As I continued to do research for our upcoming program, “The Long Shadow of Torture,” I discovered an Australian public radio documentary that follows up with some of the original participants in Stanley Milgram’s famous obedience experiments from the 1960s. In those experiments, participants were instructed to deliver increasingly intense electric shocks to a 50-something man whenever he answered a word problem incorrectly. Milgram, a social psychologist at Yale University, wanted to see how far ordinary citizens would go in inflicting harm on another person while under direction from an authority figure. What the participants didn’t know is that the whole experiment was rigged — the electroshock machine was a fake and the man receiving the shocks was an actor.
Milgram discovered that under the right social conditions many people will go along with what they’re told to do. One of the people who resisted during the Milgram experiment was WWII veteran and Communist Party activist Joseph Dimow. In his 2008 interview, Dimow says that being persecuted for his involvement with “the CP” gave him “the grit” to challenge authority. But he also wonders about the choices he might have made if the Communist Party had ordered him to things that were similarly harmful. Would he have complied out of a desire to belong and be accepted by the group?

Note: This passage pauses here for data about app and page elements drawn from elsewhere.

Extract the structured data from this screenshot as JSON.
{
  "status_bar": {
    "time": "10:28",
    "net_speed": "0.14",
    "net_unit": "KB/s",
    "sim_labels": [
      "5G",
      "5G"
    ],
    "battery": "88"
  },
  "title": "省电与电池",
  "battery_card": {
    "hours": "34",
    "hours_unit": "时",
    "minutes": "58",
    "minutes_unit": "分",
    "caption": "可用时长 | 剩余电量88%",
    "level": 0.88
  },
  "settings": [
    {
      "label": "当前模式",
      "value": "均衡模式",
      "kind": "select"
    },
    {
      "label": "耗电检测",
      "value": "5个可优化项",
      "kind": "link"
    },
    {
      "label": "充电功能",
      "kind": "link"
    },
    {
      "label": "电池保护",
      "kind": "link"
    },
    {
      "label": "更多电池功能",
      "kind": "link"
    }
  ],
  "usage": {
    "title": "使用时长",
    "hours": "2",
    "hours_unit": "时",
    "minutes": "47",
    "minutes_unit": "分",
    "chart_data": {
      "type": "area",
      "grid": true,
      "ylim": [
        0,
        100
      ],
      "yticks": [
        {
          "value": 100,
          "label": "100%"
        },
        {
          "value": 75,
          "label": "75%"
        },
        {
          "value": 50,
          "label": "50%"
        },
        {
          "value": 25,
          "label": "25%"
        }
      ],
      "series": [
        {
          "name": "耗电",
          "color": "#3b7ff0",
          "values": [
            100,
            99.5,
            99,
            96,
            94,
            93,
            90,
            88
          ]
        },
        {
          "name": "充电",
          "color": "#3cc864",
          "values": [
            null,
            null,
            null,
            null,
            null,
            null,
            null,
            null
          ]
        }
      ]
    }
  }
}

In the audio clip above, he contemplates these questions in his own words.
In Krista’s interview with Darius Rejali, he mentions Sgt. Joseph Darby (pictured above), the whistleblower who notified Army Criminal Investigation Command about detainee abuse at Abu Ghraib. Rejali says it’s hard to know what moved him. In 2005 Darby received a JFK Profile in Courage Award. Here is an excerpt from his acceptance speech:
I’d like to tell you a small story. When we first entered the country of Iraq, crossing from Kuwait to Iraq, there’s a half mile of no man’s land, a barren desert with no moving vehicles, no people, no life. As we crossed that, I can honestly tell you today that I could not remember why I had left my wife and my family. And I did not know what waited for me on the other side.
But a few weeks later in Hillah, I had an experience that changed that. Our patrol was approached by a small group of children. And a small, unbathed girl around seven in a one-piece dress came and tugged on my uniform and said, “Mister, give me food.”
As I looked into her eyes, my doubt evaporated. I knew why we were there and I knew that we had to be there. And I knew that while we were there, we represented something larger than ourselves. We represented our country, its values, its principles, its morals.
Six months later, I was faced with the toughest decision. On one hand, I had my morals and the morals of my country. On the other, I had my comrades, my brothers in arms.
Today, for the first time since I’ve returned home, I am able to stand here publicly and be proud of my decisions to put the values of my country and its reputation ahead of everything else.